Problem
Only the number is needed. Please count the lines below in which the word "правда" occurs.

Supplied data
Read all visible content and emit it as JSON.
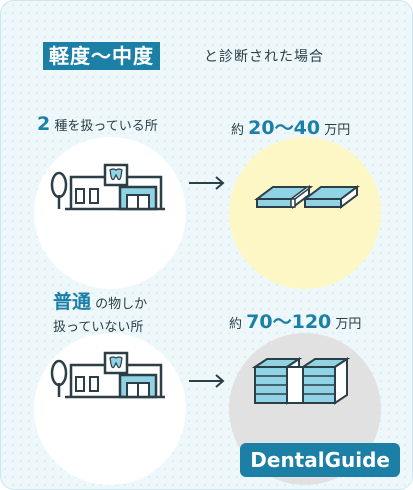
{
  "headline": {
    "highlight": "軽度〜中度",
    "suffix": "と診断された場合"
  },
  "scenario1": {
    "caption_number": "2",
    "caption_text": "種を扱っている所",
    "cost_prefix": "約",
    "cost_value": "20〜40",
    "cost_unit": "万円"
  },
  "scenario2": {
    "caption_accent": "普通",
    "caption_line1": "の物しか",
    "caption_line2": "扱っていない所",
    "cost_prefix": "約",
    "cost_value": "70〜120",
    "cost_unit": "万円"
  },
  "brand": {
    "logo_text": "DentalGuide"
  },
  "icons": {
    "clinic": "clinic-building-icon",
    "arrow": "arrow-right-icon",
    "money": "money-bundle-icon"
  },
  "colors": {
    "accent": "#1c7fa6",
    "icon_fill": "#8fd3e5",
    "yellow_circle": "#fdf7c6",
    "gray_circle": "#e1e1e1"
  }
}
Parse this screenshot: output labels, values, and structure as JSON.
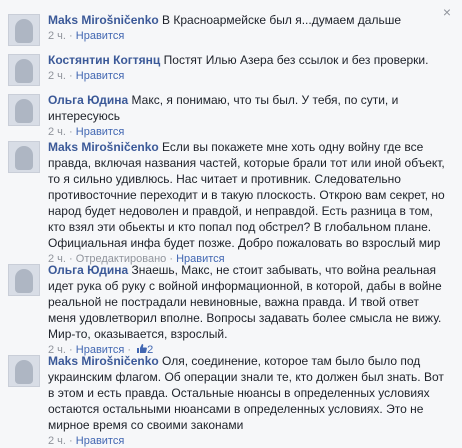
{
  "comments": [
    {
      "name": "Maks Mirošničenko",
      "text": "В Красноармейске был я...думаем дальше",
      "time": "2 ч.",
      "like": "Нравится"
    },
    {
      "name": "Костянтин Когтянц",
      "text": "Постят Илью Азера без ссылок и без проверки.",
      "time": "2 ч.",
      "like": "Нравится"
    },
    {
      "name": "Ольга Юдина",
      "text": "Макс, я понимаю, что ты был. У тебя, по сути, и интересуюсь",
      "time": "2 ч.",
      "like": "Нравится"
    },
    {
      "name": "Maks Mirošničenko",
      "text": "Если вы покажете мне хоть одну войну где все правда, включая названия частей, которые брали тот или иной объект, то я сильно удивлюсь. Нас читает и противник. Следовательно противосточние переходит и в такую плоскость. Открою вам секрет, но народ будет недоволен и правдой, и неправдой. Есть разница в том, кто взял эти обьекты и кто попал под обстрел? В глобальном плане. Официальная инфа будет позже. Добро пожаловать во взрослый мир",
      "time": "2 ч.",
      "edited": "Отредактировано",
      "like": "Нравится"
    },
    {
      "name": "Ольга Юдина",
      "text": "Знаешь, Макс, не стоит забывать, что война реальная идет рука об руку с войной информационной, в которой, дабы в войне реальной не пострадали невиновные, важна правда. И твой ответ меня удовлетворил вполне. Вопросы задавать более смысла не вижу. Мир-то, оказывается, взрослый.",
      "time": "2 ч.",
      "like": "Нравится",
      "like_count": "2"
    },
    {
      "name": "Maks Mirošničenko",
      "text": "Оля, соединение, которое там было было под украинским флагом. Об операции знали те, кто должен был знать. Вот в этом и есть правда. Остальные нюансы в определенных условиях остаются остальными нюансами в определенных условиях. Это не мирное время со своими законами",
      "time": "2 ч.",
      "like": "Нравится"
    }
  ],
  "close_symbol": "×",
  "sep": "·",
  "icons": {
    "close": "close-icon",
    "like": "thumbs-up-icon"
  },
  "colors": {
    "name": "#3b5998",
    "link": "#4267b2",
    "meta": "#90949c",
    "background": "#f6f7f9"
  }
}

Solved exercise
3